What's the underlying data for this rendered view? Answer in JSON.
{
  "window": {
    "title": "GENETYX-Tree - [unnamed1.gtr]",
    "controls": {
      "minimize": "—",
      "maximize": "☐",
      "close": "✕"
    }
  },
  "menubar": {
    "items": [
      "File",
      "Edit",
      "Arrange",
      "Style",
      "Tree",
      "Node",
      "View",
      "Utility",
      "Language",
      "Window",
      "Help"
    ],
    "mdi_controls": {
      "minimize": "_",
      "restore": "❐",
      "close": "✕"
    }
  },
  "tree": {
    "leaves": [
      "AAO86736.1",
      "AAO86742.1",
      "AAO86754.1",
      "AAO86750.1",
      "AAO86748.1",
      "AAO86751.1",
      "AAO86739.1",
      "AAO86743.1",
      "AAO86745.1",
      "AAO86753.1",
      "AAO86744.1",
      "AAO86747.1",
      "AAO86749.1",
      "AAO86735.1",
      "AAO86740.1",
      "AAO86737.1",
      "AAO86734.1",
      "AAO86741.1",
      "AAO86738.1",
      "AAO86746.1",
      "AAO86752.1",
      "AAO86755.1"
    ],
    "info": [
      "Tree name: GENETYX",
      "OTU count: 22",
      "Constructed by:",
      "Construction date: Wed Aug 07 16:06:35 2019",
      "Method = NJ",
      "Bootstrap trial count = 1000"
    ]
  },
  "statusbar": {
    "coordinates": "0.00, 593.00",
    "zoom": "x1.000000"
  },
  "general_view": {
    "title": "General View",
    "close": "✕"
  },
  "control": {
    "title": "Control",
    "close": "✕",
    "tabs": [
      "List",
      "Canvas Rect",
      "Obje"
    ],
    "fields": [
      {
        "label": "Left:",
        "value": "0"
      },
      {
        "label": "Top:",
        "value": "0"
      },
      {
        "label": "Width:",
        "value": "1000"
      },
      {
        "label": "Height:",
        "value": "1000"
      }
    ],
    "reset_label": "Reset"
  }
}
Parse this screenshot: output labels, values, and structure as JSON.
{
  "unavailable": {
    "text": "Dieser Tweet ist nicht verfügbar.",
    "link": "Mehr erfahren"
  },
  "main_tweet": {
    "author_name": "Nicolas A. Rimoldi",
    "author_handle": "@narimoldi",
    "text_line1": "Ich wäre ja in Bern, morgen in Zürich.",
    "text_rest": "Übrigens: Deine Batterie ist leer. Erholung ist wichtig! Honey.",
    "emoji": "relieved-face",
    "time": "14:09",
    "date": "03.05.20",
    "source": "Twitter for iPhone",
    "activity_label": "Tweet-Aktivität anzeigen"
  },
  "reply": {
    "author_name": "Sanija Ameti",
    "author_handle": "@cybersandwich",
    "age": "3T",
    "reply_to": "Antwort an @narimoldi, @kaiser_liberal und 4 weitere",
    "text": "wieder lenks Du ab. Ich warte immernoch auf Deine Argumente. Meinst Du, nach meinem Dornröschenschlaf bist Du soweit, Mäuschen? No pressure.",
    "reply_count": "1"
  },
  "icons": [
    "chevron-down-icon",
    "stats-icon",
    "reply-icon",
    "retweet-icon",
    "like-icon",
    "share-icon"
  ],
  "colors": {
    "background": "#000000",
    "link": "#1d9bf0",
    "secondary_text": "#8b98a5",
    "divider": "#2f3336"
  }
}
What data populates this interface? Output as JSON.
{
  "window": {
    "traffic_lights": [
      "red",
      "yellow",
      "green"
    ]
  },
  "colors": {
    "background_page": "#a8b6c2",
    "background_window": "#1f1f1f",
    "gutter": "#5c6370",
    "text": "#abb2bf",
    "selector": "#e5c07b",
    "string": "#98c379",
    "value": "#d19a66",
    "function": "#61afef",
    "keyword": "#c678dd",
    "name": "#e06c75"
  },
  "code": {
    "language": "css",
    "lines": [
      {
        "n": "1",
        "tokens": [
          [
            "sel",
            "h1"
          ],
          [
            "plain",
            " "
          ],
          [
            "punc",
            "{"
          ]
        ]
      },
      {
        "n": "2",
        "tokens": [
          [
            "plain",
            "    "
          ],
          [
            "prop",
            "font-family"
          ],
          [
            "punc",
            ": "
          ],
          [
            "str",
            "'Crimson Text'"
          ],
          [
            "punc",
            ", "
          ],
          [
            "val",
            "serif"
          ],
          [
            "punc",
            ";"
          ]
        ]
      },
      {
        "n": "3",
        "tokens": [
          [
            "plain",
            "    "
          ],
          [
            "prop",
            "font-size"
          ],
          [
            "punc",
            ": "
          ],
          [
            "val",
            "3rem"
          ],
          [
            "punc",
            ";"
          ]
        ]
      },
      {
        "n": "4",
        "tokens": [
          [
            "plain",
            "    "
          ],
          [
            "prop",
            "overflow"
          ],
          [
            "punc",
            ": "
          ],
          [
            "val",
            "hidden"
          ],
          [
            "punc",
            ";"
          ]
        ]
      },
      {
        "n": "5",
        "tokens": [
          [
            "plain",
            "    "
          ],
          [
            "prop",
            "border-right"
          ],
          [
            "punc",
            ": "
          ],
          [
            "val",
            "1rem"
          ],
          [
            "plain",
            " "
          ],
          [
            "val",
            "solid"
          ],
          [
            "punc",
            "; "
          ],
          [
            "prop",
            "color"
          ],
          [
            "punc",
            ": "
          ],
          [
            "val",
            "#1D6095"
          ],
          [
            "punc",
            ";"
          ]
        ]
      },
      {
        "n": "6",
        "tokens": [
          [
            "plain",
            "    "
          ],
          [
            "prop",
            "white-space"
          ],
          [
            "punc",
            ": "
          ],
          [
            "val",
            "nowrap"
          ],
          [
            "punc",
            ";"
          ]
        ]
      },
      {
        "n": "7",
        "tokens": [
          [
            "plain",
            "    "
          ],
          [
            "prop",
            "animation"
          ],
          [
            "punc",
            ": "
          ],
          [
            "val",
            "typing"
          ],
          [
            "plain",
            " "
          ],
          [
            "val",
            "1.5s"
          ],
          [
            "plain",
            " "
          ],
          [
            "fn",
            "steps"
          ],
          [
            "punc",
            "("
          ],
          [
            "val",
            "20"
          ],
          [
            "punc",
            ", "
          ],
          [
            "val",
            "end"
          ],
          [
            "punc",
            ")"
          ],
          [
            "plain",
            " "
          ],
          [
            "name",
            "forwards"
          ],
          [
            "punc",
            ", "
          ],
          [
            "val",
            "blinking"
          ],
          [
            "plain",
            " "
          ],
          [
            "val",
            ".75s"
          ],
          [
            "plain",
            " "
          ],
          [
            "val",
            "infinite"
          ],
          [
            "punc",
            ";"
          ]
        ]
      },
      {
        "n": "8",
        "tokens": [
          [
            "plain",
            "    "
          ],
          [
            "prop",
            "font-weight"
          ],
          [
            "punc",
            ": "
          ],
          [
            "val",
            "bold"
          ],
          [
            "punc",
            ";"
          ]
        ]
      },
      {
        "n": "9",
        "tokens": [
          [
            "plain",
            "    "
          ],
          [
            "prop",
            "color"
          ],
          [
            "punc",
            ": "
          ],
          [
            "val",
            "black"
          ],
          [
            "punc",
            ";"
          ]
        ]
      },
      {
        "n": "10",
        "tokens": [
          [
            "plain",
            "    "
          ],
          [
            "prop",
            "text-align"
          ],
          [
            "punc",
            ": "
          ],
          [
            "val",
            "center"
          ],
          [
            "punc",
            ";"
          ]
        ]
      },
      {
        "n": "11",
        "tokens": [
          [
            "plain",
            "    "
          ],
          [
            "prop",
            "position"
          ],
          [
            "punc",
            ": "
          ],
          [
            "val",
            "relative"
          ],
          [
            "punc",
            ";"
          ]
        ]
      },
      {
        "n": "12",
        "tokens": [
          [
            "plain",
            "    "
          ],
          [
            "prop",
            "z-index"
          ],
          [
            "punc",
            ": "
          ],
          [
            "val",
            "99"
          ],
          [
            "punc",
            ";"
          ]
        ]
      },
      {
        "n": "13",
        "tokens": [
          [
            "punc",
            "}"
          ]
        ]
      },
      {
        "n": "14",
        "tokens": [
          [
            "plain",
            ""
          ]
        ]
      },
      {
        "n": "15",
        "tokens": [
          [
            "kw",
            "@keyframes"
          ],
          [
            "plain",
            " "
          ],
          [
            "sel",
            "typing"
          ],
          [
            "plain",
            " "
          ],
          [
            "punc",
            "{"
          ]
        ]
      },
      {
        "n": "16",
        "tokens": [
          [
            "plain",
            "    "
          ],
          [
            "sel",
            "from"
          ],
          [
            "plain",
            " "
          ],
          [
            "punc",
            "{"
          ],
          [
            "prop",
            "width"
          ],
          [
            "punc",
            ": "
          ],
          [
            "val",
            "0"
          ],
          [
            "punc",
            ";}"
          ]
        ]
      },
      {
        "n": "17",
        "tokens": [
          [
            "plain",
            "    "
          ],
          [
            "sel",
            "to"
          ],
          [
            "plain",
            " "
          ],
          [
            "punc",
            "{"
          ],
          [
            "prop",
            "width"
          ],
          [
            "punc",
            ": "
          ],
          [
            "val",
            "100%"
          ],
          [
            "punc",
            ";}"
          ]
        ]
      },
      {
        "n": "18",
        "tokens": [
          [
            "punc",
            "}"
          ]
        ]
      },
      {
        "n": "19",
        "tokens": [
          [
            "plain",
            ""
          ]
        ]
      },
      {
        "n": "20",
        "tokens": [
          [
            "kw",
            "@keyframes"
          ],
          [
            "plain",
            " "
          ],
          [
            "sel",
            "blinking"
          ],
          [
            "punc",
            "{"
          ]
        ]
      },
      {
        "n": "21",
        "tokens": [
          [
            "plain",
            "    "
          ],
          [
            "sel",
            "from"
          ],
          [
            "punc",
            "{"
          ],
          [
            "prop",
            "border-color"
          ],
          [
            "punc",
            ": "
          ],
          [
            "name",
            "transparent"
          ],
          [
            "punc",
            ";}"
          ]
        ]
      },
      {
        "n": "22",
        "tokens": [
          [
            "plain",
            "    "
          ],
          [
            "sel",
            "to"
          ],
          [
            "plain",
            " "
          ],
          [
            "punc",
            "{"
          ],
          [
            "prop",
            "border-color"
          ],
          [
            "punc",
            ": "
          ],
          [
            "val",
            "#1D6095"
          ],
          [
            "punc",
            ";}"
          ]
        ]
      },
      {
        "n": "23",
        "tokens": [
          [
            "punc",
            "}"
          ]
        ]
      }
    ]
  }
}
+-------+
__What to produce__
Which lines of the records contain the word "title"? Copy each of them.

__Result for this task__
    "title": "GENETYX-Tree - [unnamed1.gtr]",
    "title": "General View",
    "title": "Control",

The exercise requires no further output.